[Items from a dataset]
Start of Block

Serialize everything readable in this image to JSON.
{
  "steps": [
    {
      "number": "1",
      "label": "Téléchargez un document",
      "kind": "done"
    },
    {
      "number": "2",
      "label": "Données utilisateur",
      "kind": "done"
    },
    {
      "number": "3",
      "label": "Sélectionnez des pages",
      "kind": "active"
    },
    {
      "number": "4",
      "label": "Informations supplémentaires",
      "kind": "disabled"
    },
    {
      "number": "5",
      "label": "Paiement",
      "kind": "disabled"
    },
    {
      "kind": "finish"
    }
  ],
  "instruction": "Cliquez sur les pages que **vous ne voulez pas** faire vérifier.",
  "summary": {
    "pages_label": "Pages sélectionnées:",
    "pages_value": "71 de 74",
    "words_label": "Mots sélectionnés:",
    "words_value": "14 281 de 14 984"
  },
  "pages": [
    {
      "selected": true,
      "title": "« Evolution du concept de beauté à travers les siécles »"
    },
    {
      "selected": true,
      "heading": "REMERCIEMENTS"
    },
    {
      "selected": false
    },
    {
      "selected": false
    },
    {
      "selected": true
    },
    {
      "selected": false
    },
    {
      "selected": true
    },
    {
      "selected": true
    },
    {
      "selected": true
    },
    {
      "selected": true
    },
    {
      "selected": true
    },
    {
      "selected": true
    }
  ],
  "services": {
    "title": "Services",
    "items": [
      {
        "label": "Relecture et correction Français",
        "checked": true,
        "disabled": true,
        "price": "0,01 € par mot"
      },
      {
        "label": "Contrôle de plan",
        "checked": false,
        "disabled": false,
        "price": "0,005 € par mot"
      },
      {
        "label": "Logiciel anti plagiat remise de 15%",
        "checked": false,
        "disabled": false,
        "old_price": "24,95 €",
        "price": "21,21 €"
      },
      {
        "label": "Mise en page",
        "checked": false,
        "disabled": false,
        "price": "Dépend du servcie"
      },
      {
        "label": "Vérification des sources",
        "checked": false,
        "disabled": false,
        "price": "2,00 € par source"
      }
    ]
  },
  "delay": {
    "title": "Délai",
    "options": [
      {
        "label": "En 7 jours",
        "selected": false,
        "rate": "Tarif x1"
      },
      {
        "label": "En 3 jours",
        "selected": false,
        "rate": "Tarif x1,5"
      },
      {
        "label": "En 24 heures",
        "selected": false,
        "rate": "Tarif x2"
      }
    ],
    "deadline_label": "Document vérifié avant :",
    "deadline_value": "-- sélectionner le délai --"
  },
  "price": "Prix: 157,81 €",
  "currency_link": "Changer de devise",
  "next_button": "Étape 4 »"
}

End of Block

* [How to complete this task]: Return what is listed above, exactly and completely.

* [Task solution]:
Serialize everything readable in this image to JSON.
{
  "steps": [
    {
      "number": "1",
      "label": "Téléchargez un document",
      "kind": "done"
    },
    {
      "number": "2",
      "label": "Données utilisateur",
      "kind": "done"
    },
    {
      "number": "3",
      "label": "Sélectionnez des pages",
      "kind": "active"
    },
    {
      "number": "4",
      "label": "Informations supplémentaires",
      "kind": "disabled"
    },
    {
      "number": "5",
      "label": "Paiement",
      "kind": "disabled"
    },
    {
      "kind": "finish"
    }
  ],
  "instruction": "Cliquez sur les pages que **vous ne voulez pas** faire vérifier.",
  "summary": {
    "pages_label": "Pages sélectionnées:",
    "pages_value": "71 de 74",
    "words_label": "Mots sélectionnés:",
    "words_value": "14 281 de 14 984"
  },
  "pages": [
    {
      "selected": true,
      "title": "« Evolution du concept de beauté à travers les siécles »"
    },
    {
      "selected": true,
      "heading": "REMERCIEMENTS"
    },
    {
      "selected": false
    },
    {
      "selected": false
    },
    {
      "selected": true
    },
    {
      "selected": false
    },
    {
      "selected": true
    },
    {
      "selected": true
    },
    {
      "selected": true
    },
    {
      "selected": true
    },
    {
      "selected": true
    },
    {
      "selected": true
    }
  ],
  "services": {
    "title": "Services",
    "items": [
      {
        "label": "Relecture et correction Français",
        "checked": true,
        "disabled": true,
        "price": "0,01 € par mot"
      },
      {
        "label": "Contrôle de plan",
        "checked": false,
        "disabled": false,
        "price": "0,005 € par mot"
      },
      {
        "label": "Logiciel anti plagiat remise de 15%",
        "checked": false,
        "disabled": false,
        "old_price": "24,95 €",
        "price": "21,21 €"
      },
      {
        "label": "Mise en page",
        "checked": false,
        "disabled": false,
        "price": "Dépend du servcie"
      },
      {
        "label": "Vérification des sources",
        "checked": false,
        "disabled": false,
        "price": "2,00 € par source"
      }
    ]
  },
  "delay": {
    "title": "Délai",
    "options": [
      {
        "label": "En 7 jours",
        "selected": false,
        "rate": "Tarif x1"
      },
      {
        "label": "En 3 jours",
        "selected": false,
        "rate": "Tarif x1,5"
      },
      {
        "label": "En 24 heures",
        "selected": false,
        "rate": "Tarif x2"
      }
    ],
    "deadline_label": "Document vérifié avant :",
    "deadline_value": "-- sélectionner le délai --"
  },
  "price": "Prix: 157,81 €",
  "currency_link": "Changer de devise",
  "next_button": "Étape 4 »"
}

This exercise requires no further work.